It has already been a long road. “In 2000 an investigation was opened, and we hoped the events at Katyn would be brought to light,” Wajda says. “But the inquest was suspended in 2004, unfortunately.” He says this situation, so painful for Poles, has remained an obstacle to any reconciliation between Poland and Russia.
 
Wajda thus dedicated his film to the Stalinist purges of the spring of 1940. Released in 2007, “Katyn” tried to show “the truth of the brutality and that the victims were not only the assassinated officers but the women who waited for them, day after day, hour after hour, while entertaining horrific doubts”, according to an introduction on the film’s official site.
 
What Wajda was putting to film was a drama at once shared and deeply personal, for his family had been personally affected. “My father was not assassinated at Katyn,” he told FRANCE 24. “My father was assassinated in the cellars of the NKVD (Soviet secret police) at Kharkov, and buried in the cemetery in that village.”
 
“Katyn” was aired for the first time on the Russian public television channel Kultura last week. “The Russian public knows of the events but, unfortunately, believes it to have been a German crime,” he says. “One must not forget that for some years the Soviet Union propagated this version of events at Katyn and maintained this version until 1989, when Poland regained its liberty” from the Soviet bloc.
 
For Russia’s official daily “Russkaya Gazeta,” last Friday’s broadcast of “Katyn” signaled “considerable progress on the part of (Russian) society on the road to restoring historical truth”. 
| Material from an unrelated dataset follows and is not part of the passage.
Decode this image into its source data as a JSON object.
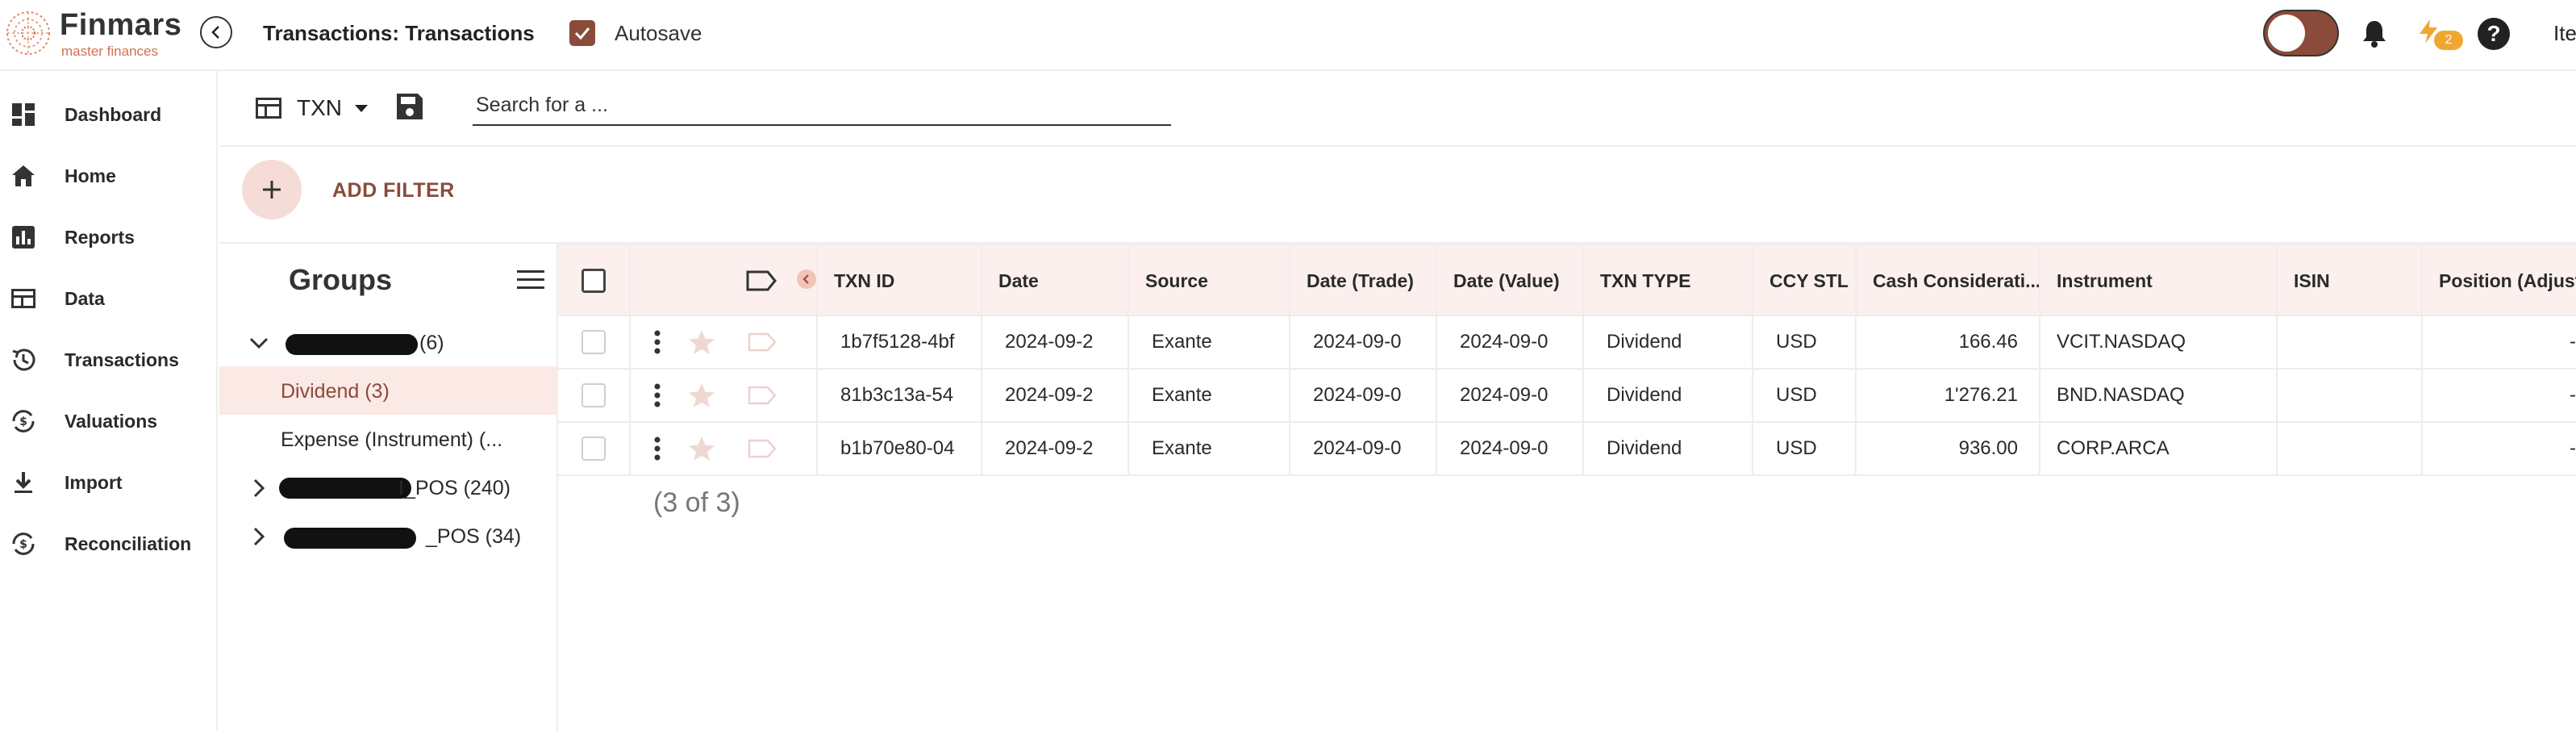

By Virginie HERZ

COMMENT(S)

Archives

2015-07-29 basketball

Tony Parker backs France to retain European title

FRANCE 24 sports editor Dan Levy talks to French four-time NBA champion Tony Parker about Les Bleus' chances at the upcoming European Championships, whether the current crop is...

Read more

2015-07-22 USA

'Americans have to change their eating habits'

Sam Kass, a former White House chef and a public face of first lady Michelle Obama's anti-childhood obesity campaign spoke to FRANCE 24's Mairead Dundas. He explains that one of...

Read more

2015-07-18 nuclear Iran

Iran nuclear deal: 'Sanctions have worked'

Salome Zurabishvili is a career diplomat who is currently coordinator of the UN Panel of Experts on sanctions against Iran. She has been in the thick of efforts to reach an...

Read more

2015-07-15 climate change

Climate change: 'We have to de-carbonise growth'

Rachel Kyte is vice-president of the World Bank and its special envoy on climate change. She is at the forefront of the fight to secure a global commitment to limit greenhouse...

Read more

2015-07-11 Srebrenica massacre

Srebrenica massacre, 20 years on: Did the West know?

Twenty years ago, some 8,000 Muslim men and boys were murdered at the hands of Serb forces in the Bosnian town of Srebrenica. The failure of the international community to...

Read more